What if every time you opened your wallet, a third of your cash fell out – and you did nothing about it? Consider the fact that one-third of the food grown annually for human consumption is never eaten – for one reason or another, it ends up in the garbage. In the U.S., that’s $218 billion – or 1.3 billion ...
  • 2017
  • 01:26:17
  • 13-14
  • Added on: 04/17/2018

The National Canadian hospital takes action to prevent delirium

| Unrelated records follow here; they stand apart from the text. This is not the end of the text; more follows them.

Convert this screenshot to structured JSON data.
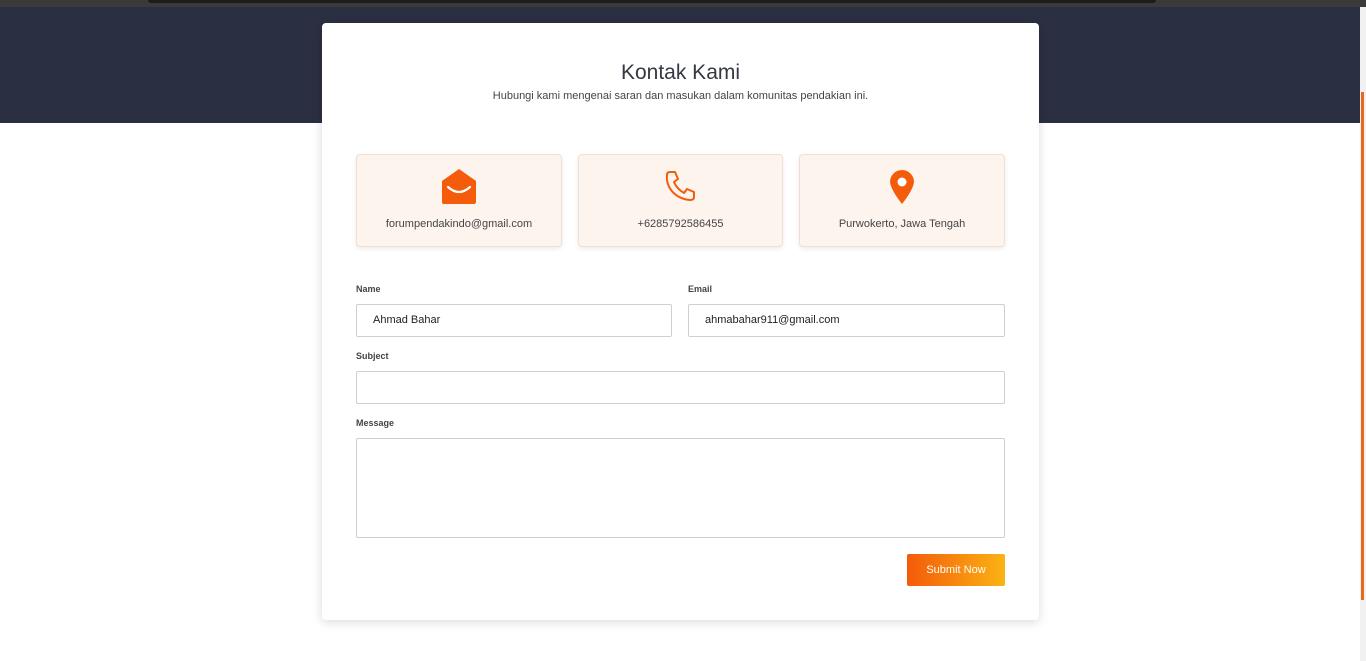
{
  "contact": {
    "title": "Kontak Kami",
    "subtitle": "Hubungi kami mengenai saran dan masukan dalam komunitas pendakian ini.",
    "info": [
      {
        "icon": "envelope-icon",
        "text": "forumpendakindo@gmail.com"
      },
      {
        "icon": "phone-icon",
        "text": "+6285792586455"
      },
      {
        "icon": "location-pin-icon",
        "text": "Purwokerto, Jawa Tengah"
      }
    ]
  },
  "form": {
    "name_label": "Name",
    "name_value": "Ahmad Bahar",
    "email_label": "Email",
    "email_value": "ahmabahar911@gmail.com",
    "subject_label": "Subject",
    "subject_value": "",
    "message_label": "Message",
    "message_value": "",
    "submit_label": "Submit Now"
  },
  "colors": {
    "accent": "#f45b0a",
    "accent_end": "#fbb313",
    "hero_bg": "#2b2f42",
    "info_bg": "#fdf4ee"
  }
}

The Hamilton Health Sciences Centre is taking action to try and prevent delirium before the condition takes hold of the patient. It's being done using a program developed in the U.S. called the Hospital Elder Life Program (HELP). Each year in Canada 200,000 people who go to hospital may experience delirium, a serious disturbance in mental ability that can leave ...
  • 2018
  • 00:06:37
  • 15-17
  • Added on: 04/13/2018